> _INFORMATION SUPPLIED_:
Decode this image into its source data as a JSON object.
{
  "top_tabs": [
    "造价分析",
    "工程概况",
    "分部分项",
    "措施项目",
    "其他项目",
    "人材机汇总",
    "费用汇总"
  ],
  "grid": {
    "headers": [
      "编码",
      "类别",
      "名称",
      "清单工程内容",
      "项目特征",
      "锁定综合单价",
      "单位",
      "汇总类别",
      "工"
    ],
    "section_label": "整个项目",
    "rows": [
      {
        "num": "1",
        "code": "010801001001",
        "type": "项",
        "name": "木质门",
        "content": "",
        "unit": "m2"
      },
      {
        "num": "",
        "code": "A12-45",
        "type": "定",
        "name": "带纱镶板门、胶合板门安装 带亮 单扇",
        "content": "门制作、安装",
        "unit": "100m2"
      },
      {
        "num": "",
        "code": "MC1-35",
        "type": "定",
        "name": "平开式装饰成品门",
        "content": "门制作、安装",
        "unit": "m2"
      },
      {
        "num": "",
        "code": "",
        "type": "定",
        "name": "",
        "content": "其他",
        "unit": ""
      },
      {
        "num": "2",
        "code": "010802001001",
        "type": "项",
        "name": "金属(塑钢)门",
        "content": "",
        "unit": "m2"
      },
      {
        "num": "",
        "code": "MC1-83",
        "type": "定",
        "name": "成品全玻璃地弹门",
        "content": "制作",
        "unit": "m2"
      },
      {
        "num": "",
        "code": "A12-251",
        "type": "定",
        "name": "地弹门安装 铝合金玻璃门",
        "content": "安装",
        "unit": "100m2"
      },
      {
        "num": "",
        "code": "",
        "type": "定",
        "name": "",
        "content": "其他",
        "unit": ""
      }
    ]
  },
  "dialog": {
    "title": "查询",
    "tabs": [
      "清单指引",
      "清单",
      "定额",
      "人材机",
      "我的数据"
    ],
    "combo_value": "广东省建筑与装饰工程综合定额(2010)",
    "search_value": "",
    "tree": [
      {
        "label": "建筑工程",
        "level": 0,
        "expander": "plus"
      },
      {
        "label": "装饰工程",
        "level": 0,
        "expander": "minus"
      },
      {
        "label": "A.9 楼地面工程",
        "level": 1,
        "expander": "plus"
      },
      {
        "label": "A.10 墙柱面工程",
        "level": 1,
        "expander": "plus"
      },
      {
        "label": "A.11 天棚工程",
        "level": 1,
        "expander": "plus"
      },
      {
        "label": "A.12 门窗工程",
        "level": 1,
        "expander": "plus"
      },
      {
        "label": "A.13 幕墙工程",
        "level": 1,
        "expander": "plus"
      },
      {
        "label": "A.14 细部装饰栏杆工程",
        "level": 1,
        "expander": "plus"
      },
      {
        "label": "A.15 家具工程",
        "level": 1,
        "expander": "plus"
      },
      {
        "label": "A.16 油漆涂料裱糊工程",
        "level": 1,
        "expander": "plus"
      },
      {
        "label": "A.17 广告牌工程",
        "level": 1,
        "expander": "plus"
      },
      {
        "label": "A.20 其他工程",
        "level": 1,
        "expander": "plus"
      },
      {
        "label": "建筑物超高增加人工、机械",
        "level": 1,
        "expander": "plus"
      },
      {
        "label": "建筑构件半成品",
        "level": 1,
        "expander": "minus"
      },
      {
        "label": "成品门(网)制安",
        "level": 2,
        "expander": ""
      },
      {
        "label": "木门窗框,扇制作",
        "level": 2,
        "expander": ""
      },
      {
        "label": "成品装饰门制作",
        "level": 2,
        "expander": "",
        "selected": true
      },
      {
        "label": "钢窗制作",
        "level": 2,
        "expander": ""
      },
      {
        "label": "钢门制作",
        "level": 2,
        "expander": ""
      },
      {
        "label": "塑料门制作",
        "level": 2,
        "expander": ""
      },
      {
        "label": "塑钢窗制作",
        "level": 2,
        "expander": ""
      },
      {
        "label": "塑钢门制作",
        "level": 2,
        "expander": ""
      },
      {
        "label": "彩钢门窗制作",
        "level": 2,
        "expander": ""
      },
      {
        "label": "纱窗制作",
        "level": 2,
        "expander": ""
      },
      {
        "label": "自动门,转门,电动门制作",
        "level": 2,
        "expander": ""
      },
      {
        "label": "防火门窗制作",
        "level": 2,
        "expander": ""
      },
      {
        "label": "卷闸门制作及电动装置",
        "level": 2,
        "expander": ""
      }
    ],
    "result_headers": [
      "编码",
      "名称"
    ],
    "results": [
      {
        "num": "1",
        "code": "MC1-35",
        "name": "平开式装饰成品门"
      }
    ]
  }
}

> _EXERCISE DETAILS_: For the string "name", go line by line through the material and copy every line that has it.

> _THE COMPLETED TASK_:
        "name": "木质门",
        "name": "带纱镶板门、胶合板门安装 带亮 单扇",
        "name": "平开式装饰成品门",
        "name": "",
        "name": "金属(塑钢)门",
        "name": "成品全玻璃地弹门",
        "name": "地弹门安装 铝合金玻璃门",
        "name": "",
        "name": "平开式装饰成品门"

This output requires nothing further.